I spent New Years in a mountain town called Pai that has grown massively in popularity among Thai people after the release of a film called "Pai in Love". So I was lucky to avoid the crowds in town at New Years, by staying outside of town on an incredible permaculture farm run by a brilliant Thai man. (Permaculture is a method and philosophy of designing settlements based on relationships found in nature; i.e. self-sustaining and interrelated systems). Many of the dozen other travelers there had stayed for weeks or months, and some had returned for multiple stays over the past few years. Nearly everyone had their own bamboo bungalow in the forest to sleep, and shared in the work of cooking, cleaning and building. Even though my time was short I learned about sustainable building techniques by getting filthy making mud bricks all afternoon and watching some others build a bamboo bungalow. Sadly I wasn't able to stick around because my friend was arriving from Perth, but it certainly opened my eyes to this sustainable way to live, and I plan to return for a long stay to learn more in the future.

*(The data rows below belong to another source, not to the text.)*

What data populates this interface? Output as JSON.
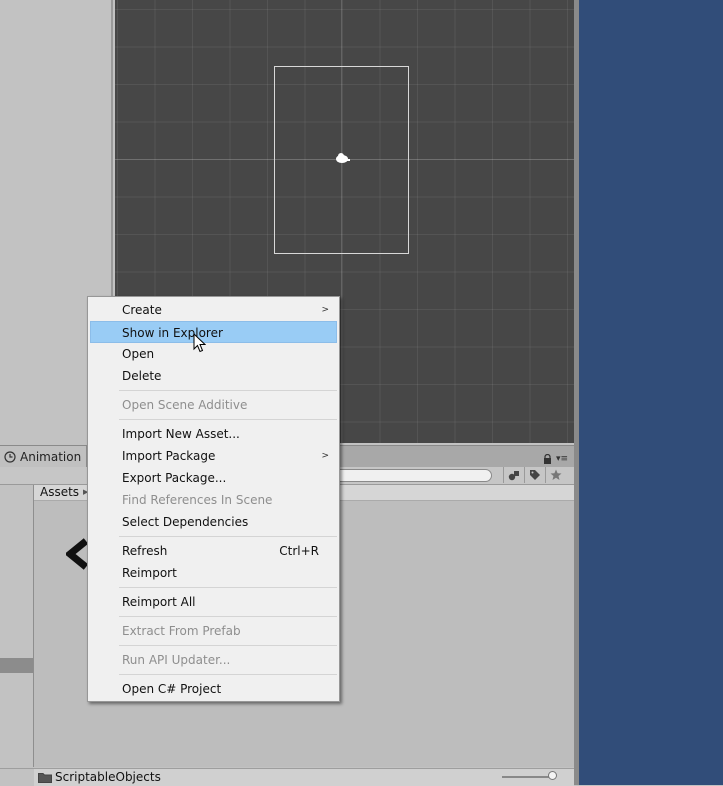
{
  "tabs": {
    "animation": "Animation"
  },
  "project": {
    "breadcrumb": "Assets",
    "current_folder": "ScriptableObjects"
  },
  "context_menu": {
    "items": [
      {
        "label": "Create",
        "submenu": true
      },
      {
        "label": "Show in Explorer",
        "highlighted": true
      },
      {
        "label": "Open"
      },
      {
        "label": "Delete"
      },
      {
        "label": "Open Scene Additive",
        "disabled": true
      },
      {
        "label": "Import New Asset..."
      },
      {
        "label": "Import Package",
        "submenu": true
      },
      {
        "label": "Export Package..."
      },
      {
        "label": "Find References In Scene",
        "disabled": true
      },
      {
        "label": "Select Dependencies"
      },
      {
        "label": "Refresh",
        "shortcut": "Ctrl+R"
      },
      {
        "label": "Reimport"
      },
      {
        "label": "Reimport All"
      },
      {
        "label": "Extract From Prefab",
        "disabled": true
      },
      {
        "label": "Run API Updater...",
        "disabled": true
      },
      {
        "label": "Open C# Project"
      }
    ]
  },
  "colors": {
    "scene_background": "#474747",
    "menu_highlight": "#99ccf5",
    "right_panel": "#314d79"
  },
  "icons": {
    "submenu_arrow": "chevron-right-icon",
    "lock": "lock-icon",
    "folder": "folder-icon",
    "cursor": "mouse-pointer-icon"
  }
}
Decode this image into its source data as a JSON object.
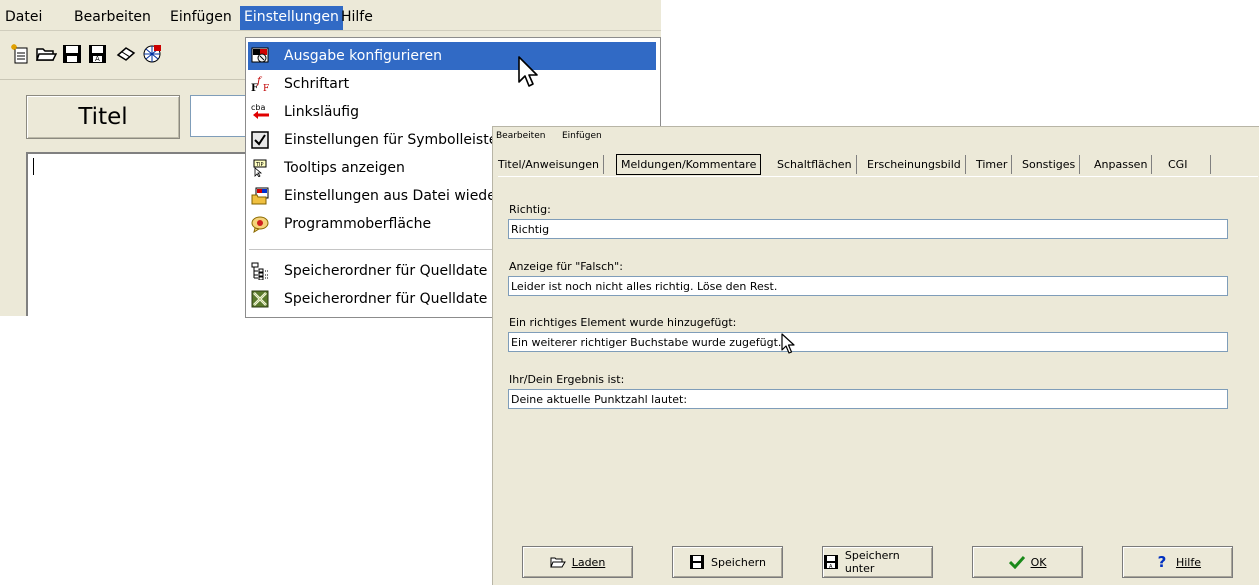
{
  "main": {
    "menu": [
      "Datei",
      "Bearbeiten",
      "Einfügen",
      "Einstellungen",
      "Hilfe"
    ],
    "title_button": "Titel"
  },
  "dropdown": {
    "items": [
      {
        "label": "Ausgabe konfigurieren",
        "icon": "configure-output-icon"
      },
      {
        "label": "Schriftart",
        "icon": "font-icon"
      },
      {
        "label": "Linksläufig",
        "icon": "right-to-left-icon"
      },
      {
        "label": "Einstellungen für Symbolleiste",
        "icon": "toolbar-settings-icon"
      },
      {
        "label": "Tooltips anzeigen",
        "icon": "tooltip-icon"
      },
      {
        "label": "Einstellungen aus Datei wieder",
        "icon": "load-settings-icon"
      },
      {
        "label": "Programmoberfläche",
        "icon": "interface-icon"
      },
      {
        "label": "Speicherordner für Quelldate",
        "icon": "folder-tree-icon"
      },
      {
        "label": "Speicherordner für Quelldate",
        "icon": "folder-x-icon"
      }
    ]
  },
  "dialog": {
    "menu": [
      "Bearbeiten",
      "Einfügen"
    ],
    "tabs": [
      "Titel/Anweisungen",
      "Meldungen/Kommentare",
      "Schaltflächen",
      "Erscheinungsbild",
      "Timer",
      "Sonstiges",
      "Anpassen",
      "CGI"
    ],
    "active_tab": "Meldungen/Kommentare",
    "fields": [
      {
        "label": "Richtig:",
        "value": "Richtig"
      },
      {
        "label": "Anzeige für \"Falsch\":",
        "value": "Leider ist noch nicht alles richtig. Löse den Rest."
      },
      {
        "label": "Ein richtiges Element wurde hinzugefügt:",
        "value": "Ein weiterer richtiger Buchstabe wurde zugefügt."
      },
      {
        "label": "Ihr/Dein Ergebnis ist:",
        "value": "Deine aktuelle Punktzahl lautet:"
      }
    ],
    "buttons": {
      "laden": "Laden",
      "speichern": "Speichern",
      "speichern_unter": "Speichern unter",
      "ok": "OK",
      "hilfe": "Hilfe"
    }
  },
  "colors": {
    "highlight": "#316ac5",
    "window_bg": "#ece9d8"
  }
}
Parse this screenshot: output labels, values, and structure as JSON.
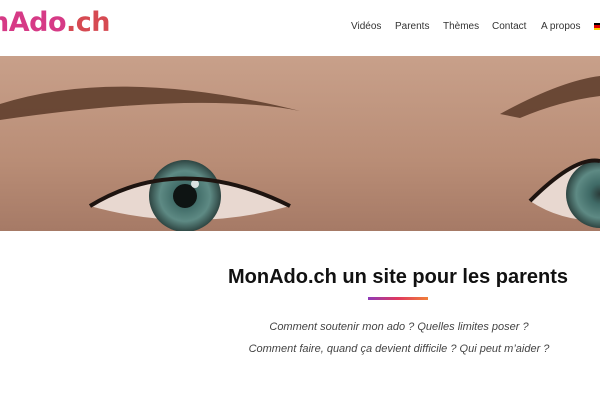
{
  "header": {
    "logo_part1": "nAdo",
    "logo_part2": ".ch",
    "nav": [
      {
        "label": "Vidéos"
      },
      {
        "label": "Parents"
      },
      {
        "label": "Thèmes"
      },
      {
        "label": "Contact"
      },
      {
        "label": "A propos"
      }
    ]
  },
  "hero": {
    "image": "close-up-eyes-photo"
  },
  "main": {
    "title": "MonAdo.ch un site pour les parents",
    "subtitle_line1": "Comment soutenir mon ado ? Quelles limites poser ?",
    "subtitle_line2": "Comment faire, quand ça devient difficile ? Qui peut m’aider ?"
  },
  "colors": {
    "logo_pink": "#d63a86",
    "logo_red": "#d64a52",
    "underline_start": "#8e3bb8",
    "underline_end": "#f0803a"
  }
}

New Years was also unforgettable. My fellow permaculturians and I went to a concert in an art gallery courtyard. Everyone lit paper lanterns and set them floating skyward, creating an amazing scene with hundreds of floating lights filling the sky like stars. Plenty of lanterns got caught in the trees, which created a wonderful glowing ambiance of burning branches and potential forest fires. It was magic.



And for some more photographs and mini-stories, visit my website.

I would love to hear how you are all doing, and how you spent New Years. So don't be shy to write me a short, or a long hello.

Until next time,